--- What needs to be done ---
Nothing in the data should be left out or altered when it is retyped.
____________________
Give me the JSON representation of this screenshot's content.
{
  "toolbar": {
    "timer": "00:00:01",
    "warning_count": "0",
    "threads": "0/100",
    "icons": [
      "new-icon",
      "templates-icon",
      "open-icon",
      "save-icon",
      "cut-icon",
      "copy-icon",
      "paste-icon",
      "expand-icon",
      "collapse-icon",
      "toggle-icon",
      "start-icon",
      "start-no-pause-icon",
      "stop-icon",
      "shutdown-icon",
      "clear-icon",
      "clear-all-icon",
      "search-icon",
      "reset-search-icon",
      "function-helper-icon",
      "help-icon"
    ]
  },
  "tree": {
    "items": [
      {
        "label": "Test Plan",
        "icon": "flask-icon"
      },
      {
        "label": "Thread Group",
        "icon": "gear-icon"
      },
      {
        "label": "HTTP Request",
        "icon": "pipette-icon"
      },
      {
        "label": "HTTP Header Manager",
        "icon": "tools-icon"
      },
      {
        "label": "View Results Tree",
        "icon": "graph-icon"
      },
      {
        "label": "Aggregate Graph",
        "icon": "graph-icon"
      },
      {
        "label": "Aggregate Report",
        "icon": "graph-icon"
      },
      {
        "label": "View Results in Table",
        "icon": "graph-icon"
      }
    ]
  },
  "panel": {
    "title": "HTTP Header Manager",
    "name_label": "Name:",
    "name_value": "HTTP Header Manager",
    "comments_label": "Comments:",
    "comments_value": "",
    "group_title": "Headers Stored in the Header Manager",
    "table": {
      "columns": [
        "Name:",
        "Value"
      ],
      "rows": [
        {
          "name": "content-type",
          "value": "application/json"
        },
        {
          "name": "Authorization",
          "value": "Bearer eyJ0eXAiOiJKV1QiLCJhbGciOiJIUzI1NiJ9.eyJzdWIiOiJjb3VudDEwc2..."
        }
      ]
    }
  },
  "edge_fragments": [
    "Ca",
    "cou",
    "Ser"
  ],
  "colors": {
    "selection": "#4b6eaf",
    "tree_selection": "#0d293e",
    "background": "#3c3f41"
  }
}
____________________
--- Expected output ---
Give me the JSON representation of this screenshot's content.
{
  "toolbar": {
    "timer": "00:00:01",
    "warning_count": "0",
    "threads": "0/100",
    "icons": [
      "new-icon",
      "templates-icon",
      "open-icon",
      "save-icon",
      "cut-icon",
      "copy-icon",
      "paste-icon",
      "expand-icon",
      "collapse-icon",
      "toggle-icon",
      "start-icon",
      "start-no-pause-icon",
      "stop-icon",
      "shutdown-icon",
      "clear-icon",
      "clear-all-icon",
      "search-icon",
      "reset-search-icon",
      "function-helper-icon",
      "help-icon"
    ]
  },
  "tree": {
    "items": [
      {
        "label": "Test Plan",
        "icon": "flask-icon"
      },
      {
        "label": "Thread Group",
        "icon": "gear-icon"
      },
      {
        "label": "HTTP Request",
        "icon": "pipette-icon"
      },
      {
        "label": "HTTP Header Manager",
        "icon": "tools-icon"
      },
      {
        "label": "View Results Tree",
        "icon": "graph-icon"
      },
      {
        "label": "Aggregate Graph",
        "icon": "graph-icon"
      },
      {
        "label": "Aggregate Report",
        "icon": "graph-icon"
      },
      {
        "label": "View Results in Table",
        "icon": "graph-icon"
      }
    ]
  },
  "panel": {
    "title": "HTTP Header Manager",
    "name_label": "Name:",
    "name_value": "HTTP Header Manager",
    "comments_label": "Comments:",
    "comments_value": "",
    "group_title": "Headers Stored in the Header Manager",
    "table": {
      "columns": [
        "Name:",
        "Value"
      ],
      "rows": [
        {
          "name": "content-type",
          "value": "application/json"
        },
        {
          "name": "Authorization",
          "value": "Bearer eyJ0eXAiOiJKV1QiLCJhbGciOiJIUzI1NiJ9.eyJzdWIiOiJjb3VudDEwc2..."
        }
      ]
    }
  },
  "edge_fragments": [
    "Ca",
    "cou",
    "Ser"
  ],
  "colors": {
    "selection": "#4b6eaf",
    "tree_selection": "#0d293e",
    "background": "#3c3f41"
  }
}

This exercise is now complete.